Records shown →
• • • • • • •

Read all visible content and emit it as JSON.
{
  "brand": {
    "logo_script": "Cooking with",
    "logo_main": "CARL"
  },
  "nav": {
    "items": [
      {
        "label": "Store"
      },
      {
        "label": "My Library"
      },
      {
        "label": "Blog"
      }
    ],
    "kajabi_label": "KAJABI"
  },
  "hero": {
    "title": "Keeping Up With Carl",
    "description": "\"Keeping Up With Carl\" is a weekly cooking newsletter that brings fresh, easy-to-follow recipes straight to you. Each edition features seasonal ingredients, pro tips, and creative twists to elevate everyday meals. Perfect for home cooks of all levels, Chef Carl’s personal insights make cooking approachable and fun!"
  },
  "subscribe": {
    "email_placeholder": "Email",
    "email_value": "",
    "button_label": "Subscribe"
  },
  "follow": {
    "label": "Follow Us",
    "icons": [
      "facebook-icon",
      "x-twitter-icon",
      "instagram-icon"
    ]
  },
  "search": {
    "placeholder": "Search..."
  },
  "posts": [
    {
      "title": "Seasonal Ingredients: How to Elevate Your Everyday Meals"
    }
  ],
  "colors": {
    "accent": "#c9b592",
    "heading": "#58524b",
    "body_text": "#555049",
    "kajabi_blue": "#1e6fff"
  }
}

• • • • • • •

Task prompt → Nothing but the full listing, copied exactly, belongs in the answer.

Answer area →
Read all visible content and emit it as JSON.
{
  "brand": {
    "logo_script": "Cooking with",
    "logo_main": "CARL"
  },
  "nav": {
    "items": [
      {
        "label": "Store"
      },
      {
        "label": "My Library"
      },
      {
        "label": "Blog"
      }
    ],
    "kajabi_label": "KAJABI"
  },
  "hero": {
    "title": "Keeping Up With Carl",
    "description": "\"Keeping Up With Carl\" is a weekly cooking newsletter that brings fresh, easy-to-follow recipes straight to you. Each edition features seasonal ingredients, pro tips, and creative twists to elevate everyday meals. Perfect for home cooks of all levels, Chef Carl’s personal insights make cooking approachable and fun!"
  },
  "subscribe": {
    "email_placeholder": "Email",
    "email_value": "",
    "button_label": "Subscribe"
  },
  "follow": {
    "label": "Follow Us",
    "icons": [
      "facebook-icon",
      "x-twitter-icon",
      "instagram-icon"
    ]
  },
  "search": {
    "placeholder": "Search..."
  },
  "posts": [
    {
      "title": "Seasonal Ingredients: How to Elevate Your Everyday Meals"
    }
  ],
  "colors": {
    "accent": "#c9b592",
    "heading": "#58524b",
    "body_text": "#555049",
    "kajabi_blue": "#1e6fff"
  }
}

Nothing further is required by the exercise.